Even once a beekeeper has attained organic certification, they are subject to yearly audits in order to maintain their certification. Random inspections can be carried out at any time, and the CO has the right to revoke the certification if compliance is determined to have lapsed.
Organic honey produced in Western Australia comes from deep within the forests in the South West, or from the remote inland areas such as the Goldfields. These areas are a long distance from the major population centres, so they require long and expensive commutes back and forth for hive inspections and to harvest. The costs of transporting heavy machinery to and from remote areas can in itself make organic production of honey a cost inhibitive process for beekeepers. Couple this with the destruction of appropriate apiary sites due to land clearing and bushfires, and it is becoming increasingly difficult for beekeepers to maintain organic certification.
As you can see, it is actually quite difficult to produce organic honey. It’s not too hard to imagine how frustrating it may be for the genuine organic sellers to see the term ‘organic honey’ splashed around so freely. This is not a problem confined to honey production. We see this is in other areas of agricultural production such as fruit and vegetable crops, where producers feel their product is organic enough for the term to be used in their marketing, even though it may not fit the standards. We don’t exactly believe in having a controlling nanny state, but when it comes to what people consume we do support a degree of regulation. It is unfair for consumers to be paying hard-earned money based on a presumption of a certain quality, only to be delivered a false product. We feel it is in everyone’s interest for sellers to adhere to regulations.
Does the Perth Honey Company sell organic honey?
Like many others, while the honey we sell has been harvested in a natural way, we cannot claim to be organically certified. Our equipment is kept clear of pesticides, we don’t clip our queen’s wings, and we’re not old enough to have tins of lead paint sitting around to use on our hives anyway. Still, we have not undergone the rigours of organic compliance, so would not dare label our honey as organic.
We have some of our hives in suburban yards across Perth. Is this honey any less wholesome than the honey we produce from our bush bees that probably never see a human in their lives? We can’t tell the difference. That said though, we appreciate that many people do prefer the organic status of food, and luckily for them, there are legitimate beekeepers out there who cater for this demand.
How do I know if it is organic Australian honey?
If you feel you would like to buy organic honey, look for reputable beekeepers or honey producers with the certification logos like those pictured below. While many of these sellers will have invested significantly in gaining organic certification for some of their honey, be mindful that not all of their products will be organic. Therefore, look for individual labelling of the honey that you are buying. This is simply due to the fact that most producers will be sourcing their honey from hives in different locations, not all of which will be organically approved. On the whole though, producers with organic certification will maintain high standards across the board with all of their products.

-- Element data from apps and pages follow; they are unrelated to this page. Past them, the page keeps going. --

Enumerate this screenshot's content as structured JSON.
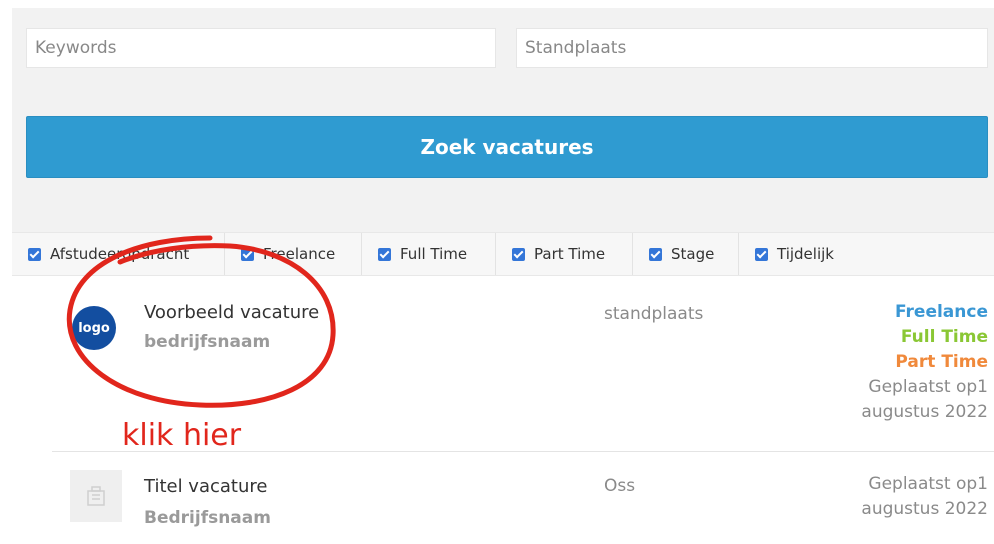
{
  "search": {
    "keywords_placeholder": "Keywords",
    "location_placeholder": "Standplaats",
    "submit_label": "Zoek vacatures",
    "accent_color": "#2f9bd1"
  },
  "filters": [
    {
      "label": "Afstudeeropdracht",
      "checked": true
    },
    {
      "label": "Freelance",
      "checked": true
    },
    {
      "label": "Full Time",
      "checked": true
    },
    {
      "label": "Part Time",
      "checked": true
    },
    {
      "label": "Stage",
      "checked": true
    },
    {
      "label": "Tijdelijk",
      "checked": true
    }
  ],
  "listings": [
    {
      "logo_text": "logo",
      "title": "Voorbeeld vacature",
      "company": "bedrijfsnaam",
      "location": "standplaats",
      "types": [
        "Freelance",
        "Full Time",
        "Part Time"
      ],
      "posted_line1": "Geplaatst op1",
      "posted_line2": "augustus 2022"
    },
    {
      "logo_icon": "building-placeholder-icon",
      "title": "Titel vacature",
      "company": "Bedrijfsnaam",
      "location": "Oss",
      "posted_line1": "Geplaatst op1",
      "posted_line2": "augustus 2022"
    }
  ],
  "annotation": {
    "text": "klik hier",
    "color": "#e1261c"
  },
  "type_colors": {
    "freelance": "#3a97d4",
    "full_time": "#8ac734",
    "part_time": "#f0893b"
  }
}
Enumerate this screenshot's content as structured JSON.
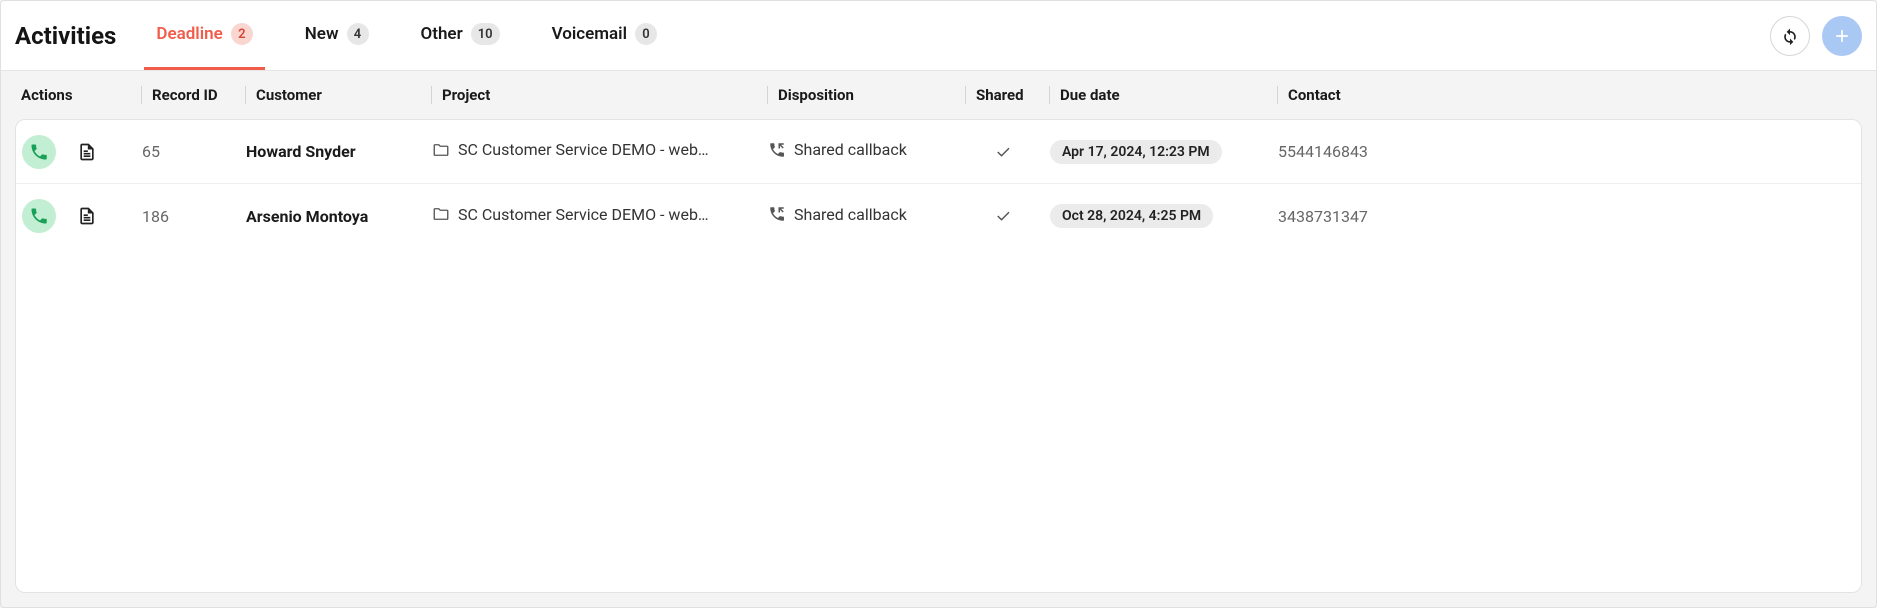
{
  "header": {
    "title": "Activities",
    "tabs": [
      {
        "label": "Deadline",
        "count": "2",
        "active": true
      },
      {
        "label": "New",
        "count": "4",
        "active": false
      },
      {
        "label": "Other",
        "count": "10",
        "active": false
      },
      {
        "label": "Voicemail",
        "count": "0",
        "active": false
      }
    ]
  },
  "columns": {
    "actions": "Actions",
    "record": "Record ID",
    "customer": "Customer",
    "project": "Project",
    "disposition": "Disposition",
    "shared": "Shared",
    "due": "Due date",
    "contact": "Contact"
  },
  "rows": [
    {
      "record_id": "65",
      "customer": "Howard Snyder",
      "project": "SC Customer Service DEMO - web…",
      "disposition": "Shared callback",
      "shared": true,
      "due": "Apr 17, 2024, 12:23 PM",
      "contact": "5544146843"
    },
    {
      "record_id": "186",
      "customer": "Arsenio Montoya",
      "project": "SC Customer Service DEMO - web…",
      "disposition": "Shared callback",
      "shared": true,
      "due": "Oct 28, 2024, 4:25 PM",
      "contact": "3438731347"
    }
  ]
}
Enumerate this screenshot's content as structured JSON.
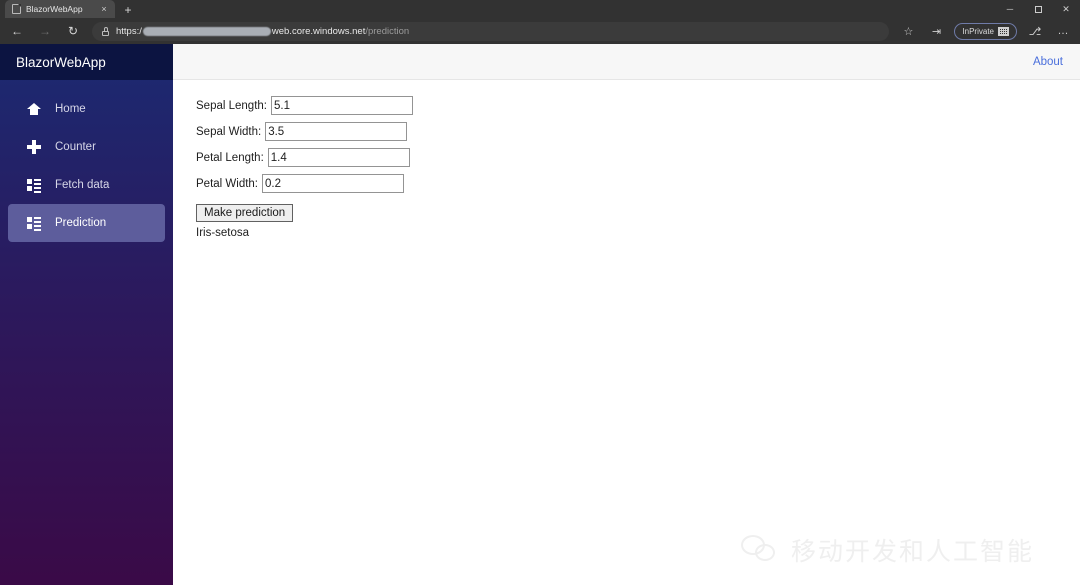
{
  "browser": {
    "tab": {
      "title": "BlazorWebApp",
      "close_label": "×",
      "favicon": "page-icon"
    },
    "newtab_label": "+",
    "window_controls": {
      "minimize": "─",
      "maximize": "",
      "close": "✕"
    },
    "nav": {
      "back": "←",
      "forward": "→",
      "reload": "↻"
    },
    "address": {
      "scheme": "https:/",
      "redacted": "",
      "host_bold": "web.core.windows.net",
      "path": "/prediction",
      "lock": "lock-icon"
    },
    "toolbar": {
      "favorite": "☆",
      "collections": "⇥",
      "inprivate_label": "InPrivate",
      "browser_essentials": "⎇",
      "settings_more": "…"
    }
  },
  "sidebar": {
    "brand": "BlazorWebApp",
    "items": [
      {
        "label": "Home",
        "icon": "home-icon",
        "active": false
      },
      {
        "label": "Counter",
        "icon": "plus-icon",
        "active": false
      },
      {
        "label": "Fetch data",
        "icon": "list-icon",
        "active": false
      },
      {
        "label": "Prediction",
        "icon": "list-icon",
        "active": true
      }
    ]
  },
  "content": {
    "about_link": "About",
    "form": {
      "fields": [
        {
          "label": "Sepal Length:",
          "value": "5.1"
        },
        {
          "label": "Sepal Width:",
          "value": "3.5"
        },
        {
          "label": "Petal Length:",
          "value": "1.4"
        },
        {
          "label": "Petal Width:",
          "value": "0.2"
        }
      ],
      "submit_label": "Make prediction",
      "result": "Iris-setosa"
    }
  },
  "watermark": {
    "text": "移动开发和人工智能",
    "icon": "wechat-icon"
  },
  "colors": {
    "sidebar_top": "#1b2a72",
    "sidebar_bottom": "#3a0a47",
    "brand_bg": "#0c1441",
    "active_item": "#5d5d9c",
    "link": "#4a6fdc",
    "topbar_bg": "#f7f7f7",
    "chrome_bg": "#323232"
  }
}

Whether you feel we’re being pedantic or not, the fact is that incorrectly marketing honey as organic does no one any favours – customers or other honey producers alike. The overuse of the term ‘organic’ dilutes the significance, and therefore the value of the product from those producers who go to the trouble of establishing and maintaining their organic certification. If we can achieve anything from this article, ideally it would be to create awareness and inform fellow beekeepers and honey purchasers of the measures it takes to become certified organic. Hopefully, this post can encourage beekeepers to do the right thing by their industry partners, and enable consumers to make a more informed decision prior to buying honey.
As always, we’re open to comments and opinions below, and feel free to share this with anyone you feel may benefit from reading this.